BCCI is also alleged to have paid off officials in Cameroon, Congo, Cote d'Ivoire, Morocco, Tunisia and Ecowas (the Economic Community of West African States).
There have also been reports that hundreds of African politicians, including Zimbabweans, lost their money in secret foreign accounts with BCCI. Under Zimbabwe's strict foreign currency regulations it is illegal for anyone to bank money outside the money.
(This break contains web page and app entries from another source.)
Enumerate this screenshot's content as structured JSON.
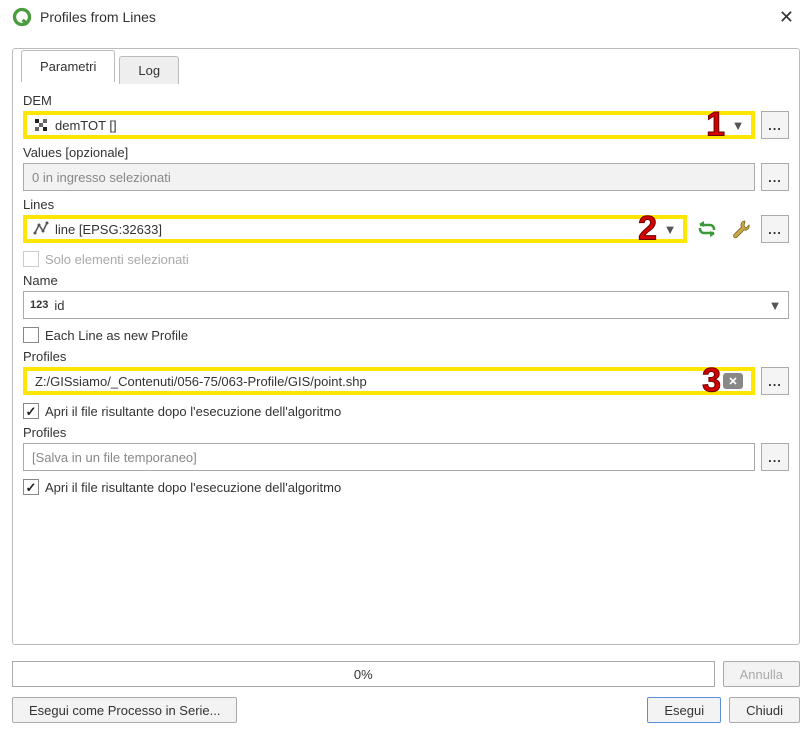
{
  "window": {
    "title": "Profiles from Lines"
  },
  "tabs": {
    "parametri": "Parametri",
    "log": "Log"
  },
  "dem": {
    "label": "DEM",
    "value": "demTOT []",
    "annotation": "1"
  },
  "values": {
    "label": "Values [opzionale]",
    "placeholder": "0 in ingresso selezionati"
  },
  "lines": {
    "label": "Lines",
    "value": "line [EPSG:32633]",
    "annotation": "2",
    "selection_only": "Solo elementi selezionati"
  },
  "name": {
    "label": "Name",
    "prefix": "123",
    "value": "id"
  },
  "each_line": {
    "label": "Each Line as new Profile"
  },
  "profiles1": {
    "label": "Profiles",
    "value": "Z:/GISsiamo/_Contenuti/056-75/063-Profile/GIS/point.shp",
    "annotation": "3",
    "open_after": "Apri il file risultante dopo l'esecuzione dell'algoritmo"
  },
  "profiles2": {
    "label": "Profiles",
    "placeholder": "[Salva in un file temporaneo]",
    "open_after": "Apri il file risultante dopo l'esecuzione dell'algoritmo"
  },
  "footer": {
    "progress": "0%",
    "cancel": "Annulla",
    "batch": "Esegui come Processo in Serie...",
    "run": "Esegui",
    "close": "Chiudi"
  }
}
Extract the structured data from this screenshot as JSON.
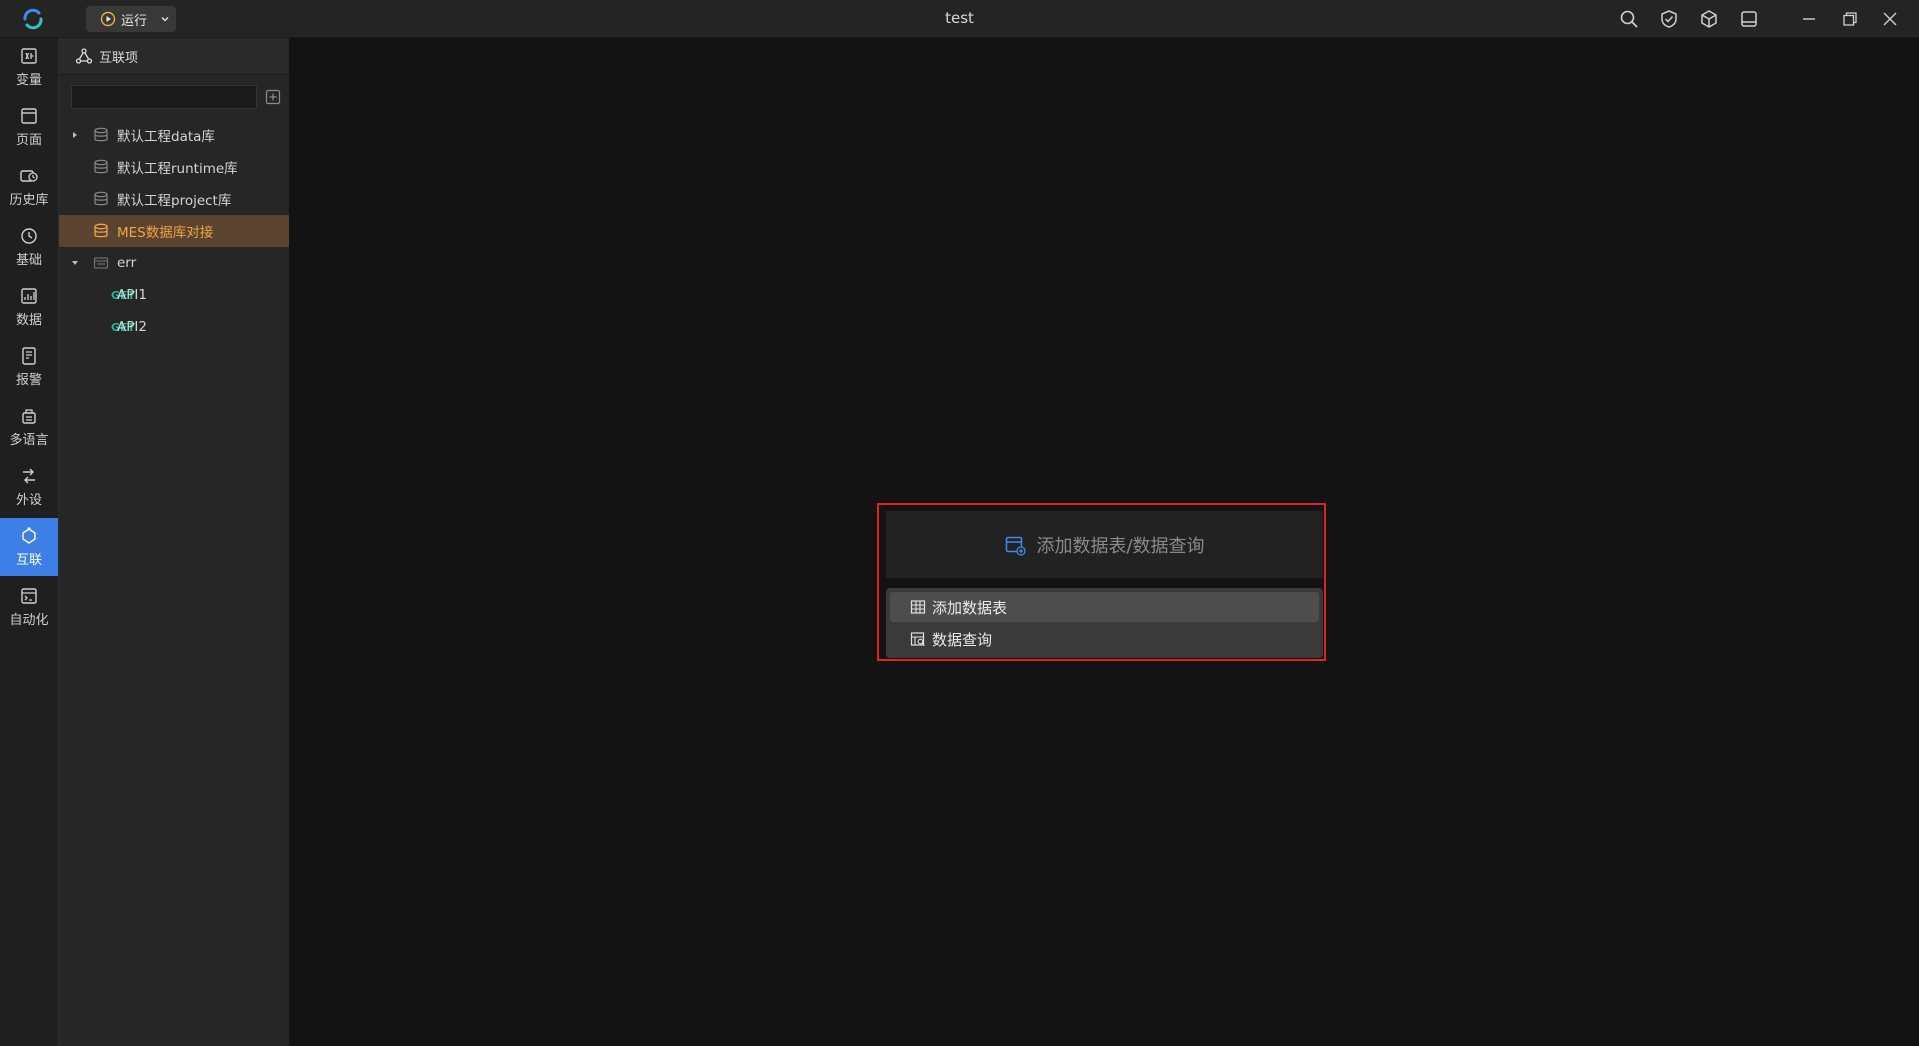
{
  "titlebar": {
    "title": "test",
    "run_label": "运行",
    "icons": [
      "search-icon",
      "shield-check-icon",
      "cube-icon",
      "panel-layout-icon",
      "minimize-icon",
      "restore-icon",
      "close-icon"
    ]
  },
  "colors": {
    "accent": "#3d7fe6",
    "selected_bg": "#5a4430",
    "selected_text": "#f0a548",
    "method_get": "#1fb59a",
    "highlight_border": "#d9242c"
  },
  "nav": {
    "items": [
      {
        "label": "变量",
        "icon": "variable-icon"
      },
      {
        "label": "页面",
        "icon": "page-icon"
      },
      {
        "label": "历史库",
        "icon": "history-db-icon"
      },
      {
        "label": "基础",
        "icon": "basic-icon"
      },
      {
        "label": "数据",
        "icon": "data-icon"
      },
      {
        "label": "报警",
        "icon": "alarm-icon"
      },
      {
        "label": "多语言",
        "icon": "language-icon"
      },
      {
        "label": "外设",
        "icon": "peripheral-icon"
      },
      {
        "label": "互联",
        "icon": "interconnect-icon",
        "active": true
      },
      {
        "label": "自动化",
        "icon": "automation-icon"
      }
    ]
  },
  "tree": {
    "header": "互联项",
    "search_value": "",
    "items": [
      {
        "label": "默认工程data库",
        "icon": "database-icon",
        "expandable": true
      },
      {
        "label": "默认工程runtime库",
        "icon": "database-icon"
      },
      {
        "label": "默认工程project库",
        "icon": "database-icon"
      },
      {
        "label": "MES数据库对接",
        "icon": "database-icon",
        "selected": true
      },
      {
        "label": "err",
        "icon": "api-group-icon",
        "expanded": true
      },
      {
        "method": "GET",
        "label": "API1"
      },
      {
        "method": "GET",
        "label": "API2"
      }
    ]
  },
  "main": {
    "add_card_label": "添加数据表/数据查询",
    "dropdown": [
      {
        "label": "添加数据表",
        "icon": "table-icon"
      },
      {
        "label": "数据查询",
        "icon": "query-icon"
      }
    ]
  }
}
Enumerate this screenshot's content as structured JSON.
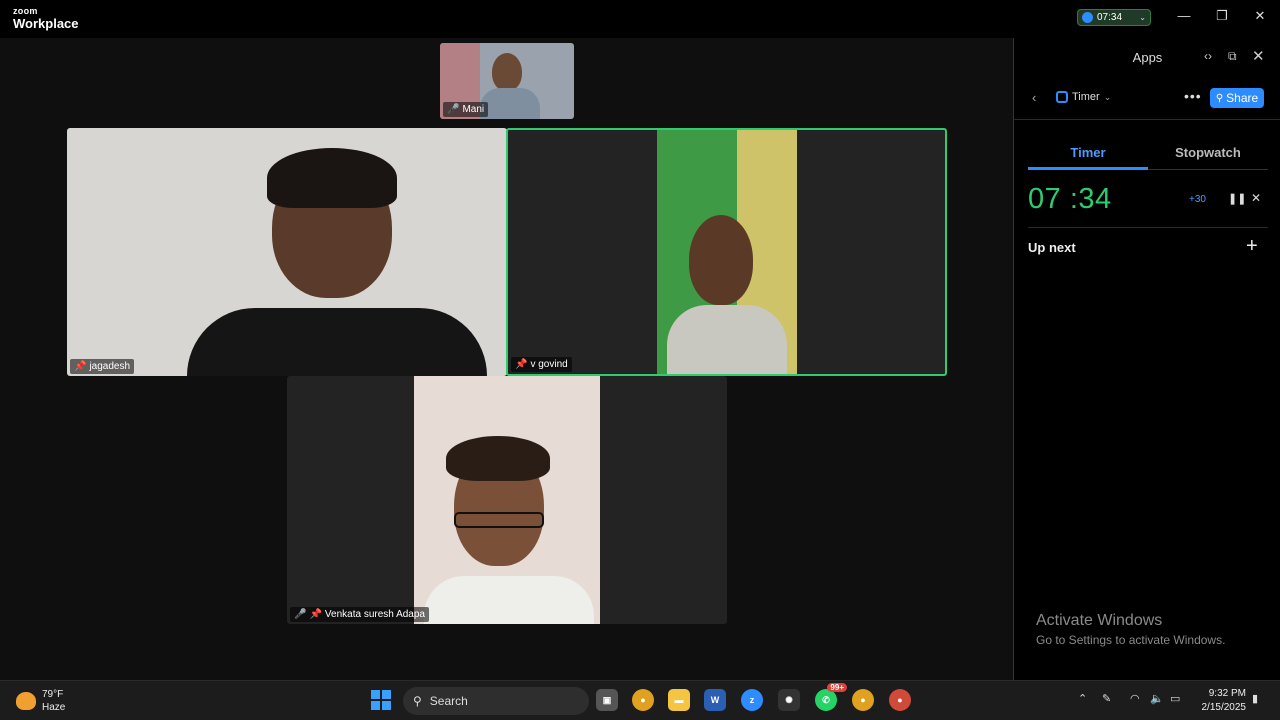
{
  "app": {
    "brand_small": "zoom",
    "brand_name": "Workplace",
    "timer_pill": "07:34"
  },
  "window_controls": {
    "minimize": "—",
    "maximize": "❐",
    "close": "✕"
  },
  "participants": {
    "top": {
      "name": "Mani"
    },
    "left": {
      "name": "jagadesh"
    },
    "right": {
      "name": "v govind"
    },
    "bottom": {
      "name": "Venkata suresh Adapa"
    }
  },
  "panel": {
    "title": "Apps",
    "app_name": "Timer",
    "share_label": "Share",
    "tabs": [
      "Timer",
      "Stopwatch"
    ],
    "clock": "07 :34",
    "add_time": "+30",
    "up_next": "Up next"
  },
  "watermark": {
    "line1": "Activate Windows",
    "line2": "Go to Settings to activate Windows."
  },
  "taskbar": {
    "temp": "79°F",
    "condition": "Haze",
    "search_placeholder": "Search",
    "whatsapp_badge": "99+",
    "time": "9:32 PM",
    "date": "2/15/2025"
  },
  "colors": {
    "accent": "#2d8cff",
    "active_border": "#2ecc71",
    "timer_green": "#2ecc71"
  }
}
Those who lost their deposits with BCCI could therefore not seek any compensation openly as this would have exposed them to the law authorities who should have rightly arrested them for violating the country's exchange regulations.
The only Zimbabwean organisation so far to have admitted losing money to BCCI is the former Rhodesia Railways which was jointly owned by Zimbabwe, Zambia and Botswana.
The unified railway had been banking its money with National Westminster Bank but it transferred 32 million pounds sterling (about Z$280 million at today's rates) to BCCI in 1985. It also deposited a further US$43.5 million (about Z$220 million at today's rates) in 1989 following the sale of company assets when Botswana broke away from the unified system.
Transport and Energy Minister Dennis Norman says the best Rhodesia Railways can hope to get back is only 30 percent of the money deposited with BCCI.
BCCI opened its branch in Zimbabwe then known as the Bank of Credit and Commerce of Zimbabwe (BCCZ) in October 1980. The bank almost operated along the same lines as its parent company giving loans to politicians or people referred to it by politicians.
There were also claims that it favoured Asian businessmen and was almost exclusively their bank.
Reports say it only changed its stance after the BCCI scandal when it was renamed the Commercial Bank of Zimbabwe and tried to shed off the image of being the Bank of Crooks and Criminals international.
*Editor note: We later obtained the Senate Report on BCCI and it names several top Zimbabwean politicians. We will publish it on Friday after tomorrow’s instalment which names more senior politicians.